# 2D harmonic oscillator having 4 constants of the motion and superintegrability

A 2D harmonic oscillator \begin{align} H=p_x^2+p_y^2+x^2+y^2 \end{align} has 4 constants of the motion: $E$ the total energy, $D$ the energy difference between coordinates, $L$ the angular momentum and $K$ the correlation. For example see http://aapt.scitation.org/doi/pdf/10.1119/1.1971258

I often read that a system can have at most $2n-1$ constants of the motion, and such a system is maximally superintegrable. In this case $n=2$, implies the most constants of motions the system can have being 3.

Further a 3D harmonic oscillator has 9 constants of the motion, and $9>5$.

How is this reconciled?

• Related 253981. Apr 25 '17 at 16:53

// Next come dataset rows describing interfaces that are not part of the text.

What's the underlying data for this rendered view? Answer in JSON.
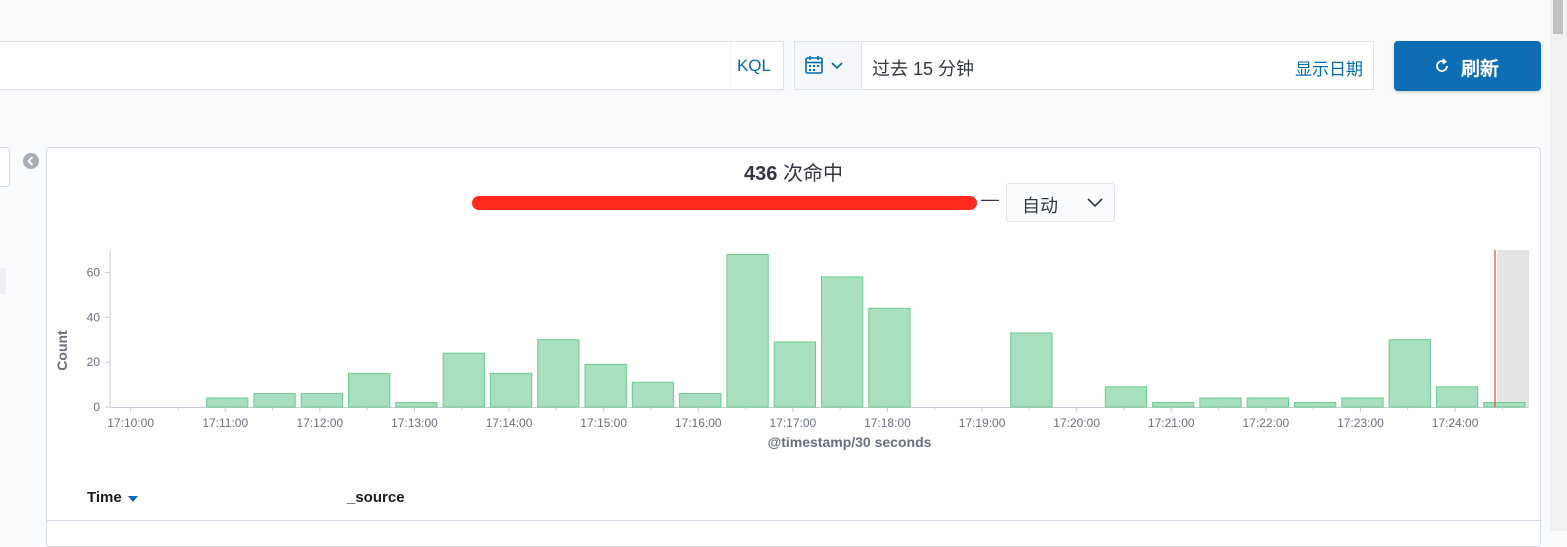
{
  "query_bar": {
    "language_label": "KQL"
  },
  "date_picker": {
    "calendar_icon": "calendar-icon",
    "range_text": "过去 15 分钟",
    "show_dates_label": "显示日期"
  },
  "refresh": {
    "label": "刷新",
    "icon": "refresh-icon"
  },
  "panel": {
    "hits_count": "436",
    "hits_label": "次命中",
    "range_separator": "—",
    "interval_value": "自动"
  },
  "chart_data": {
    "type": "bar",
    "xlabel": "@timestamp/30 seconds",
    "ylabel": "Count",
    "ylim": [
      0,
      70
    ],
    "yticks": [
      0,
      20,
      40,
      60
    ],
    "xtick_labels": [
      "17:10:00",
      "17:11:00",
      "17:12:00",
      "17:13:00",
      "17:14:00",
      "17:15:00",
      "17:16:00",
      "17:17:00",
      "17:18:00",
      "17:19:00",
      "17:20:00",
      "17:21:00",
      "17:22:00",
      "17:23:00",
      "17:24:00"
    ],
    "x": [
      "17:10:00",
      "17:10:30",
      "17:11:00",
      "17:11:30",
      "17:12:00",
      "17:12:30",
      "17:13:00",
      "17:13:30",
      "17:14:00",
      "17:14:30",
      "17:15:00",
      "17:15:30",
      "17:16:00",
      "17:16:30",
      "17:17:00",
      "17:17:30",
      "17:18:00",
      "17:18:30",
      "17:19:00",
      "17:19:30",
      "17:20:00",
      "17:20:30",
      "17:21:00",
      "17:21:30",
      "17:22:00",
      "17:22:30",
      "17:23:00",
      "17:23:30",
      "17:24:00",
      "17:24:30"
    ],
    "values": [
      0,
      0,
      4,
      6,
      6,
      15,
      2,
      24,
      15,
      30,
      19,
      11,
      6,
      68,
      29,
      58,
      44,
      0,
      0,
      33,
      0,
      9,
      2,
      4,
      4,
      2,
      4,
      30,
      9,
      2
    ],
    "bar_color": "#a8dfbe",
    "bar_stroke": "#6ccb8f",
    "now_marker_color": "#e7664c",
    "grid": false
  },
  "table": {
    "time_header": "Time",
    "source_header": "_source"
  }
}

The four invariants $$2E_x=p_x^2+x^2, \qquad 2E_y=p_y^2+y^2, \qquad L=yp_x-xp_y, \qquad K=xy+p_xp_y,$$ are linearly independent, as per the requirement of that article's linear algebraic method; but they are not algebraically independent quantities, of course, qua hypersurfaces in the 4d phase space.
You may readily check that $$L^2+K^2=4E_xE_y.$$ This is a good thing, so that there is a trajectory in phase space, and the particle is not frozen: The particle must lie on all constant surfaces, and its trajectory is the intersection of any three. An independent one would intersect it at a point and freeze it!
Recall that the symmetry of the system is SU(2). The 4 invariants represent the 3 generators $$L,K,2(E_x-E_y)$$ and the identity (Hamiltonian), so, then, the quadratic Casimir invariant thereof.
The analogous dependence is at work, more strikingly, in the 3d oscillator, cf 194768, whose symmetry is SU(3). You might choose the independent set $$E_1,E_2,E_3,L_{12},L_{23}$$.
• I realize this may be technical but do you really mean $su(2)$ and not $u(2)$? May 26 '17 at 20:51